This is one of the simplest CNC builds we’ve seen but it still functions quite well. It’s a clone of the EggBot, but is aimed at printing on spherical Ping Pong balls rather than oblong eggs. [Chad] calls it the Spherebot, but you should be careful not to confuse it with the morphing sphere robot which can walk around like a hexapod.
The project is both mechanically and electronically simple. The body of the printer is made up of three acrylic plates, which we’re sure were clamped together when drilling holes to guarantee proper alignment. Threaded rod and nuts are used to mount the plates to one another, as well as to hold the sphere in place while printing. One stepper motor turns the ball while the other pivots the pen mount. A servo motor is responsible for lifting the pen. The entire thing is driven by an Arduino along with two stepper motor driver boards. Don’t miss [Chad’s] presentation embedded after the break.
Continue reading “CNC ping pong printer uses simple construction”
This frequency meter project squeezes a lot of performance out of the ATtiny2313 microcontroller. That chip does all of the work, measuring the frequency on the input pin as well as multiplexing the set of 7 seven-segment displays which read out the measurement.
The system is only as accurate as the clock crystal used by the AVR chip, so [Manekinen] recommends using one with the best tolerances available. It is also necessary to choose a value which is divisible by 1024 to get the best combination of accuracy and resolution. In this case he’s using a 22.1184 MHz crystal oscillator which is a slight overclocking of the chip which is spec’d to run at 20 MHz max.
We didn’t totally follow his explanation of how the two timers are used for counting. But if we really wanted to drill down for a full understanding his code (written in BASCOM-AVR) is available. If you’re just interested in the hardware we embedded a screenshot of the schematic after the break.
Continue reading “ATtiny2313 frequency meter measures 1Hz-10MHz”
Over at the Manchester Hackerspace, [Bob] has been busy getting a 30-year-old bandsaw up and running. The saw worked great, but it was missing a fence, making straight cuts difficult to say the least. The solution, of course, was to build a new fence, and [Bob] decided to capitalize on his hackerspace’s workshop by making a new fence with a 3d printer.
[Bob] began by taking careful measurements of the saw’s table and the channel running down the length of it. These measurements were plugged into OpenSCAD, and after a few iterations, [Bob] had an extremely well-fitting profile a fence could be attached to.
With the profile down, [Bob] created a new part in OpenSCAD that would hold an aluminum angle piece. This was attached to the plastic parts with screws, and the entire assembly clamps down to the saw with the help of a few 5mm bolts. For a machine that is usually dedicated to making 3D printer parts and Yoda heads, [Bob] did a great job making good use of his 3D printer.
There are 2 types of people in the world; those who know binary, those who don’t, and those who know ternary. [Emanuele] thought a binary wristwatch is the pinnacle of nerd and set out to build his own. The resulting binary clock not only screams nerd as intended, but is also a functional time piece, as well.

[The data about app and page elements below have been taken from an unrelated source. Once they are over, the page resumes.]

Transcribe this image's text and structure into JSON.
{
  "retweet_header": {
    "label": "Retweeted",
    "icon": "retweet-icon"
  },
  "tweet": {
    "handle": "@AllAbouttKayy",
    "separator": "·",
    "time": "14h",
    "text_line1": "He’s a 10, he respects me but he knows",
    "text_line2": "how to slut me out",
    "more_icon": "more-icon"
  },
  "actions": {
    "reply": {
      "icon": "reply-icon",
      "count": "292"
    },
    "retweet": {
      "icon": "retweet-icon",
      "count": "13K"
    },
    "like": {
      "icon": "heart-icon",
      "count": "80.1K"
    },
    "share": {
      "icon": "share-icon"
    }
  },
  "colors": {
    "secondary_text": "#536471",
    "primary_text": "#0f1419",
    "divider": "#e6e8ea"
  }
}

The idea of a binary wristwatch came to [Emanuele] while he was working with PICs at school. Not wanting to let that knowledge go to waste, he used a PIC16F628 microcontroller for this build. There are four LEDs for the hours and six LEDs for the minutes, each attached to a separate microcontroller pin for easy programming.
To keep time, [Emanuele] kept the PIC in sleep mode most of the time, only waking it up when a an internal timer’s register overflows. The watch spends most of its time sleeping, sipping power from a coin cell battery with a battery life that should last weeks, at least.
The entire circuit is tucked away in a PVC enclosure with a wonderful rainbow ribbon cable band. We’re not so sure about how that feels against the skin all day, but it does exude the nerd cred [Emanuele] was looking for.
A pentesting dropbox is used to allow a pentester to remotely access and audit a network. The device is dropped onto a network, and then sets up a connection which allows remote access. As a final project, [Kalen] built the Rogue Pi, a pentesting dropbox based on the Raspberry Pi.
The Rogue Pi has a few features that make it helpful for pentesting. First off, it has a power on test that verifies that the installation onto the target network was successful. Since the install of a dropbox needs to be inconspicuous, this helps with getting the device setup without being detected. A LCD allows the user to see if the installation was successful without an additional computer or external display.
Once powered on, the device creates a reverse SSH tunnel, which provides remote access to the device. Using a reverse tunnel allows the device to get around the network’s firewall. Aircrack-ng has been included on the device to allow for wireless attacks, and a hidden SSID allows for wireless access if the wired network has issues. There is a long list of pentesting tools that have been built to run on the Pi.
Check out a video demonstration of the dropbox after the break.
Continue reading “Rogue Pi: A RPi Pentesting Dropbox”